_Stored data_
══════════

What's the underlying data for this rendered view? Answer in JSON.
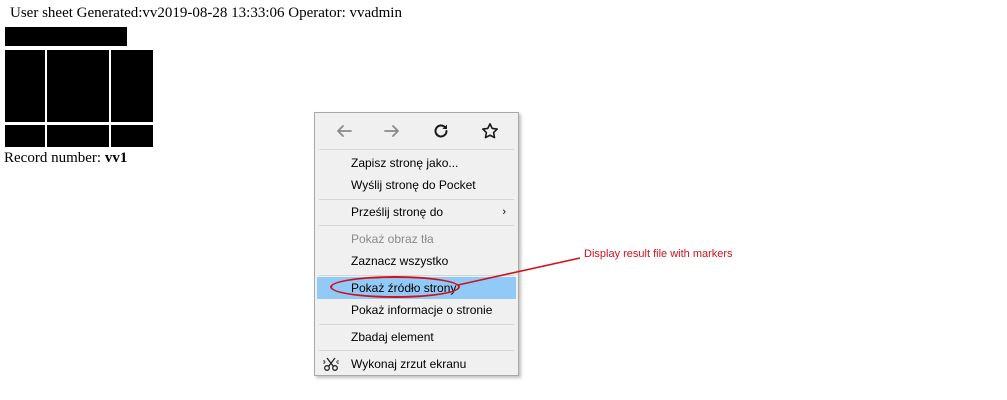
{
  "page": {
    "header_text": "User sheet Generated:vv2019-08-28 13:33:06 Operator: vvadmin",
    "record_label": "Record number: ",
    "record_value": "vv1"
  },
  "context_menu": {
    "nav": [
      {
        "name": "back",
        "icon": "arrow-left-icon",
        "enabled": false
      },
      {
        "name": "forward",
        "icon": "arrow-right-icon",
        "enabled": false
      },
      {
        "name": "reload",
        "icon": "reload-icon",
        "enabled": true
      },
      {
        "name": "bookmark",
        "icon": "star-icon",
        "enabled": true
      }
    ],
    "items": [
      {
        "label": "Zapisz stronę jako..."
      },
      {
        "label": "Wyślij stronę do Pocket"
      },
      {
        "label": "Prześlij stronę do",
        "submenu": true
      },
      {
        "label": "Pokaż obraz tła",
        "disabled": true
      },
      {
        "label": "Zaznacz wszystko"
      },
      {
        "label": "Pokaż źródło strony",
        "highlighted": true
      },
      {
        "label": "Pokaż informacje o stronie"
      },
      {
        "label": "Zbadaj element"
      },
      {
        "label": "Wykonaj zrzut ekranu",
        "icon": "screenshot-icon"
      }
    ]
  },
  "annotation": {
    "text": "Display result file with markers",
    "color": "#d0111b"
  },
  "colors": {
    "highlight": "#91c9f7",
    "menu_background": "#f0f0f0"
  }
}
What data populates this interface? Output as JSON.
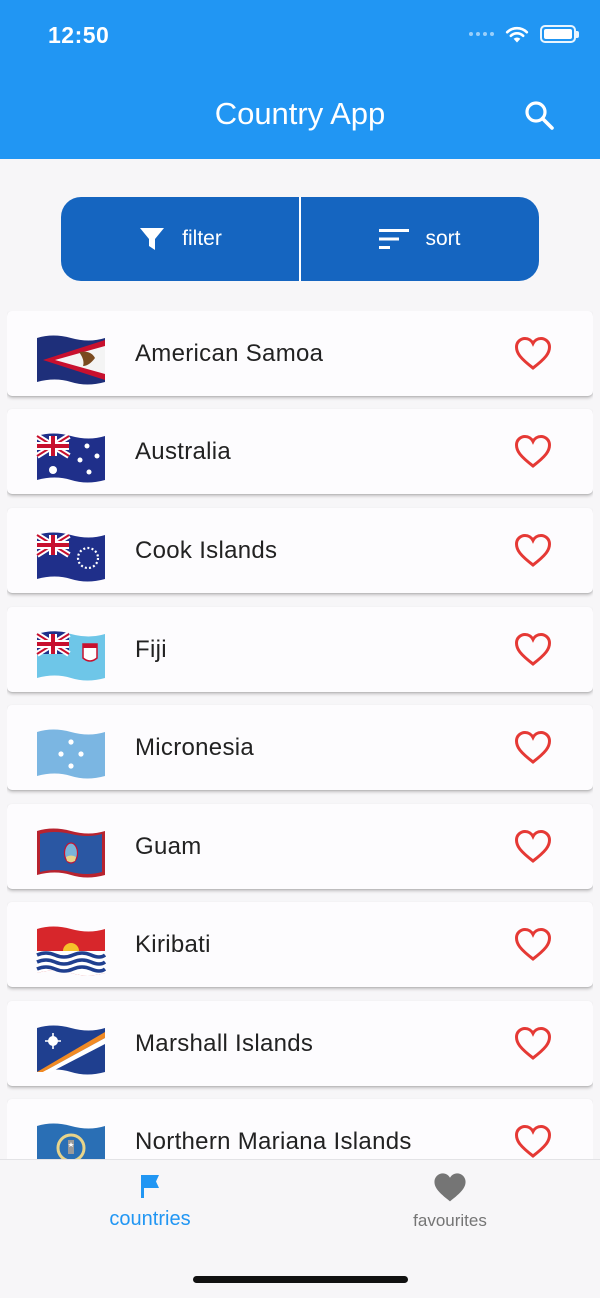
{
  "status_bar": {
    "time": "12:50"
  },
  "app_bar": {
    "title": "Country App",
    "search_icon": "search-icon"
  },
  "toolbar": {
    "filter_label": "filter",
    "sort_label": "sort"
  },
  "colors": {
    "primary": "#2196f3",
    "toolbar": "#1565c0",
    "heart": "#e53935"
  },
  "countries": [
    {
      "name": "American Samoa",
      "flag": "american-samoa-flag"
    },
    {
      "name": "Australia",
      "flag": "australia-flag"
    },
    {
      "name": "Cook Islands",
      "flag": "cook-islands-flag"
    },
    {
      "name": "Fiji",
      "flag": "fiji-flag"
    },
    {
      "name": "Micronesia",
      "flag": "micronesia-flag"
    },
    {
      "name": "Guam",
      "flag": "guam-flag"
    },
    {
      "name": "Kiribati",
      "flag": "kiribati-flag"
    },
    {
      "name": "Marshall Islands",
      "flag": "marshall-islands-flag"
    },
    {
      "name": "Northern Mariana Islands",
      "flag": "northern-mariana-islands-flag"
    }
  ],
  "bottom_nav": {
    "countries_label": "countries",
    "favourites_label": "favourites",
    "active": "countries"
  }
}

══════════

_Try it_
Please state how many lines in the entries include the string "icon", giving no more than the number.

_Written answer_
6